IN September 1984, at the Fate of the Earth Conference, 19 Nobel prize winners issued a joint statement saying humanity faced extinction through either nuclear war or environmental catastrophe unless we quickly changed our ways. The statement went on to say, ``What nuclear war could do in 50 to 150 minutes, an exploding population assaulting the earth's life-support systems could do in 50 to 150 years.''
Scientists tell us there are at least four ecological situations that demand immediate remedial action on a global scale.
The rapid destruction of oxygen-supplying life forms. As we pollute our oceans, we are diminishing one of our greatest sources of oxygen for all life. The Mediterranean Sea is almost barren on the bottom; fish and vegetation that used to be so plentiful are now very sparse.
The other great oxygen factory, our forests, especially the tropical rain forests, are rapidly being destroyed by chain saws and bulldozers.
And ever since the Industrial Revolution, our industries, homes, and vehicles have been spewing forth prodigious quantities of both carbon dioxide and poisonous pollutants. The buildup of carbon dioxide will likely raise the average temperature of the surface of the earth through the ``greenhouse effect,'' so that the polar icecaps will gradually melt. This will cause the sea level to rise, thereby submerging many coastal cities.
The air in many urban areas is thick with irritating smog.
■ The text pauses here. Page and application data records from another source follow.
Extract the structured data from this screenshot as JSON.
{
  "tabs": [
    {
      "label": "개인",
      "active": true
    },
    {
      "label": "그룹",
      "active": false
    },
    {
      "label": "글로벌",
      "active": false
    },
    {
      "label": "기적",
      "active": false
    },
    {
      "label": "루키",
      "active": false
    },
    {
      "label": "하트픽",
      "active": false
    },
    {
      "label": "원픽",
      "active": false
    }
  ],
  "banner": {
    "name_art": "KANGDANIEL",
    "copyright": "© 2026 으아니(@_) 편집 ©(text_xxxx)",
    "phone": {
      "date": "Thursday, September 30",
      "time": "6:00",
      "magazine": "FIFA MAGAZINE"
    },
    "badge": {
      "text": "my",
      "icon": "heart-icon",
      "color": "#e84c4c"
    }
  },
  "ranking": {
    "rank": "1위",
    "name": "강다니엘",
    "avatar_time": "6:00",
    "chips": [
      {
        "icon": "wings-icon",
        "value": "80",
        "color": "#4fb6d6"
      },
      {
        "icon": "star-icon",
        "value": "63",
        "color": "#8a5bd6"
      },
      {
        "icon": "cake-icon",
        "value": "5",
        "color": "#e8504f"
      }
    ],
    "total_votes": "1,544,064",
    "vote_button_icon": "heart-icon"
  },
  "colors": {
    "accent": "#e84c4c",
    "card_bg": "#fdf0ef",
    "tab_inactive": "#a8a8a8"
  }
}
Tall smokestacks spew forth oxides of sulfur and nitrogen, which add to high-flying particles from urban smog, and these are carried hundreds of miles to get dumped as ``acid rain'' on our forests and lakes, with destruction of plant and animal life resulting.
The loss of topsoil caused by deforestation and shortsighted farming practices. Many past civilizations have disappeared because their area became a desert. Babylonia in the valley of the Euphrates River and the Pueblo Indians in the southwestern part of the United States are two examples.
Just at the time when the human population is exploding at the greatest rate in history, our rich, arable land is being washed or blown away at an alarming rate. Widespread use of pesticides and fertilizers is polluting our streams, rivers, and coastal bays. Overuse of these pesticides is causing the emergence of new resistant strains of insect pests.
The ultimate cause of our environmental degradation is the huge increase in the earth's population since the advent of modern science and technology.
In the year 1880, the total population of the world was just 900 million. In the mid-1960s, it had soared to 3.2 billion, and in 1985, it stood at 4.86 billion. In other words, there are more than five times as many people now as there were a century ago.
It is the pressure of exploding populations in the third world which is causing the bulldozing of the fragile tropical rain forests in the hope of growing more food.
Commissions of the United Nations have warned that if a global family-planning program is not applied vigorously, the carrying capacity of our planet will soon be exceeded.
The rapid depletion of our drinking water supplies. For instance, the Oglala Aquifer under the Great Plains states of the US is almost exhausted. In parts of the Dallas-Fort Worth area, the water table has dropped more than 400 feet in 25 years. What we are not using up we are polluting. Carelessly discarded industrial wastes have already poisoned ground water that many people have depended on for their supply. ``Love Canals'' are being discovered all over.
The partial destruction of the ozone layer in the atmosphere. Ozone protects us from the strong ultraviolet radiation from the sun. If we continue to release chlorofluorocarbons as we have been doing in recent years, we may destroy up to one-half of the ozone layer in the next 150 years, and this would surely result in the extinction of many life forms.
One may well wonder why so pitifully little has been done by our leaders to recognize and take action against these many threats to the very existence of all of us.
An indication may be found in a poll taken in a Western state. When people were asked to give their choices of the greatest moral issues facing us, they listed abortion, nuclear proliferation, and a dozen other ``more important'' concerns. Only 3 percent listed the environment. These other ``more important'' issues are ones about which organized religion has been arousing people.
Religious leaders are going to have to realize that the destruction of God's green earth is a paramount moral issue. We need to make it a moral issue when captains of industry pollute our air and water. It is a moral issue when we clear-cut our forests and let our precious topsoil wash away into rivers and oceans.
We will not make much headway against the organized forces of greed until most people are as horrified by acts that could lead to the extinction of life on earth as they are by rape, murder, or terrorism.
The religious denominations based upon the Bible can find references that concern all of God's creation. The ``covenant'' the Bible speaks of, moreover, was not just between God and humans but was rather a three-way covenant. Nature was the third party. In one passage we are reminded that we must honor our part in this covenant, ``lest the land vomit you out when you defile it.'' A very ecological warning!
Truly, the destruction of our planet is the greatest moral challenge mankind has ever faced.
Joseph S. Carter, a retired chemist, lives in Glen Mills, Pa.